INSTRUCTIONS TO FOLLOW: Copy out, from the data, each line containing the string "title".

(Entries from a dataset of interfaces)
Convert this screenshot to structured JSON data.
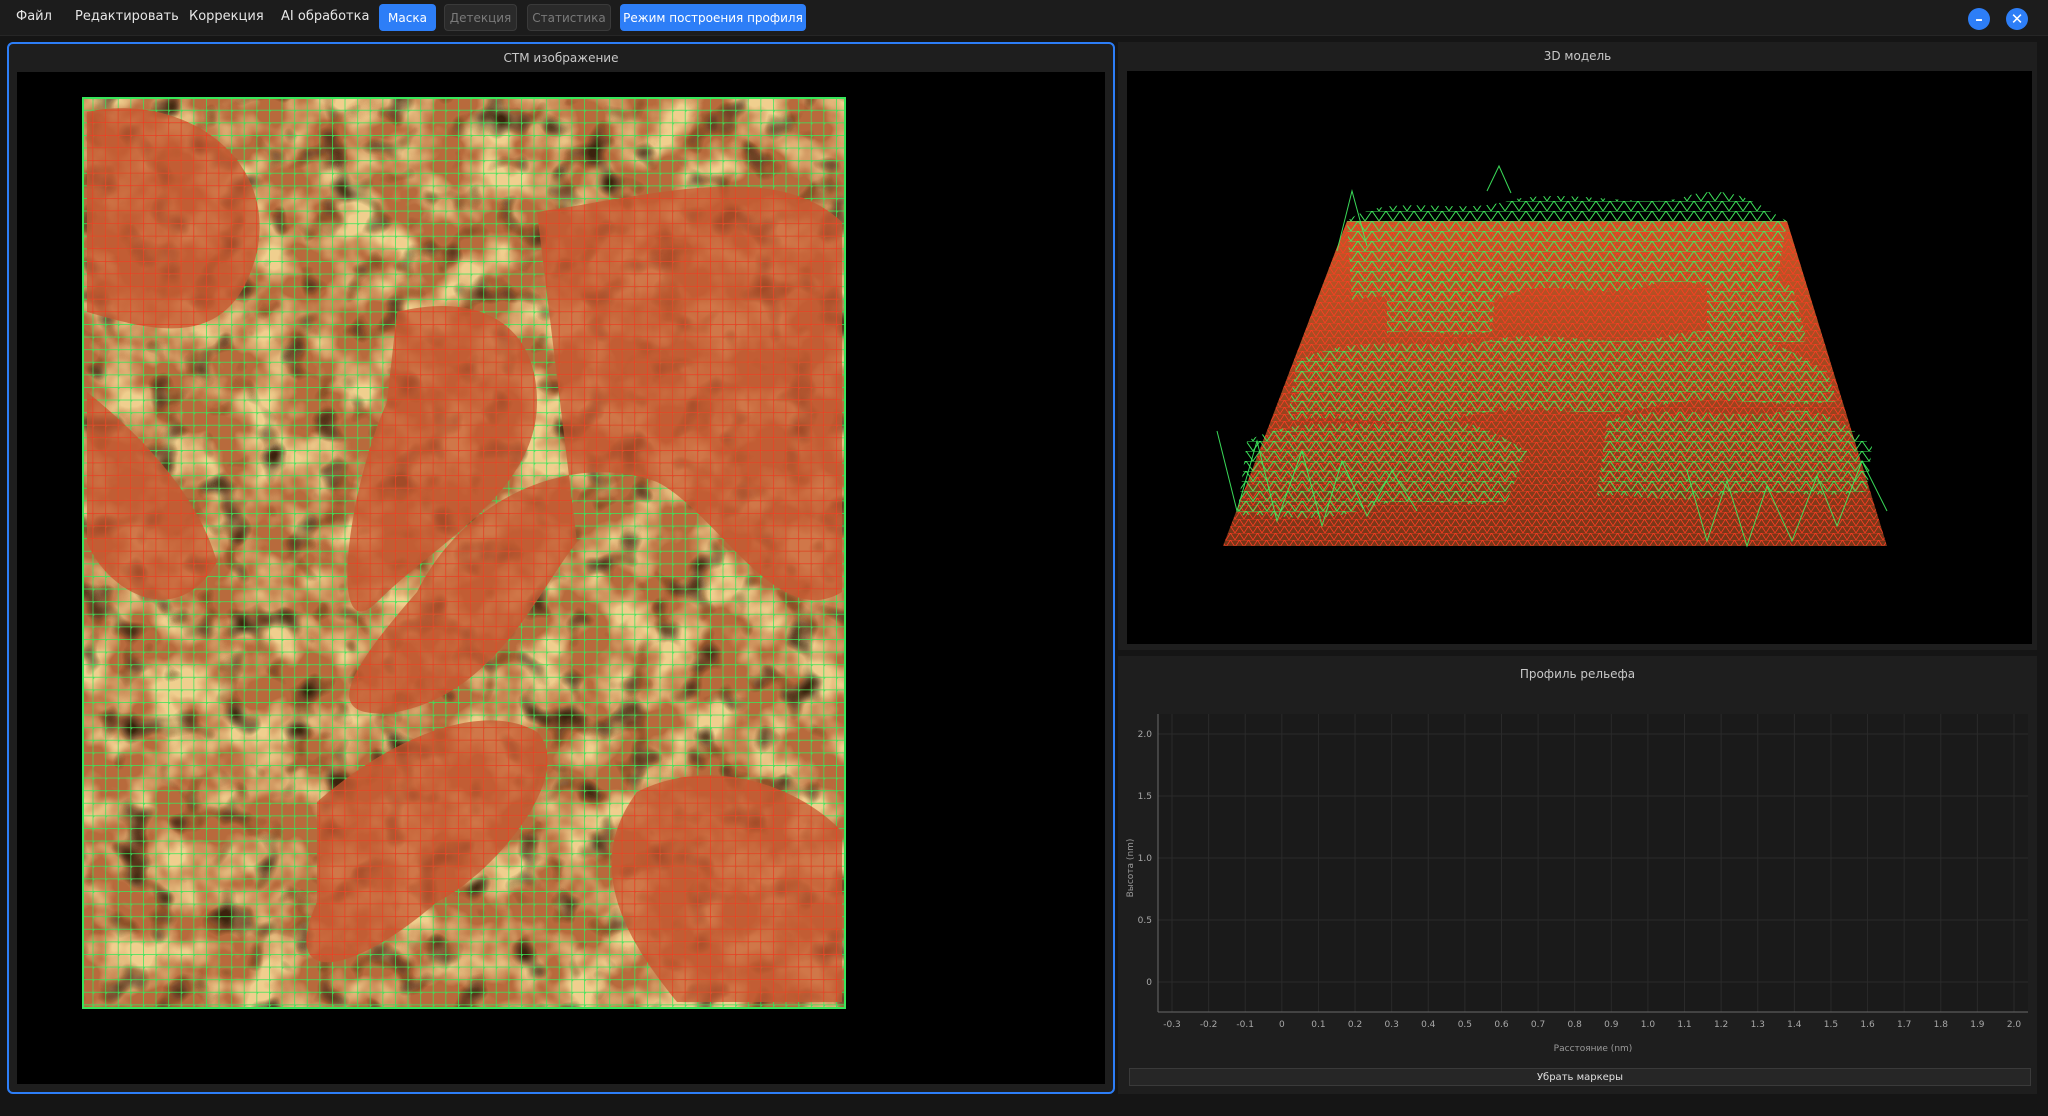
{
  "menu": {
    "items": [
      "Файл",
      "Редактировать",
      "Коррекция",
      "AI обработка"
    ]
  },
  "modes": {
    "mask": "Маска",
    "detection": "Детекция",
    "statistics": "Статистика",
    "profile_mode": "Режим построения профиля"
  },
  "window_controls": {
    "minimize_icon": "minimize-icon",
    "close_icon": "close-icon"
  },
  "stm_panel": {
    "title": "СТМ изображение"
  },
  "model_panel": {
    "title": "3D модель"
  },
  "profile_panel": {
    "title": "Профиль рельефа",
    "clear_markers": "Убрать маркеры"
  },
  "colors": {
    "accent": "#2d7ef7",
    "mesh_green": "#39e05a",
    "mesh_red": "#ff2a1a",
    "surface_light": "#e8c88a",
    "surface_dark": "#b5683a"
  },
  "chart_data": {
    "type": "line",
    "title": "Профиль рельефа",
    "xlabel": "Расстояние (nm)",
    "ylabel": "Высота (nm)",
    "xlim": [
      -0.3,
      2.0
    ],
    "ylim": [
      0,
      2.0
    ],
    "x_ticks": [
      "-0.3",
      "-0.2",
      "-0.1",
      "0",
      "0.1",
      "0.2",
      "0.3",
      "0.4",
      "0.5",
      "0.6",
      "0.7",
      "0.8",
      "0.9",
      "1.0",
      "1.1",
      "1.2",
      "1.3",
      "1.4",
      "1.5",
      "1.6",
      "1.7",
      "1.8",
      "1.9",
      "2.0"
    ],
    "y_ticks": [
      "0",
      "0.5",
      "1.0",
      "1.5",
      "2.0"
    ],
    "grid": true,
    "series": []
  }
}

ANSWER BELOW:
    "title": "СТМ изображение"
    "title": "3D модель"
    "title": "Профиль рельефа",
    "title": "Профиль рельефа",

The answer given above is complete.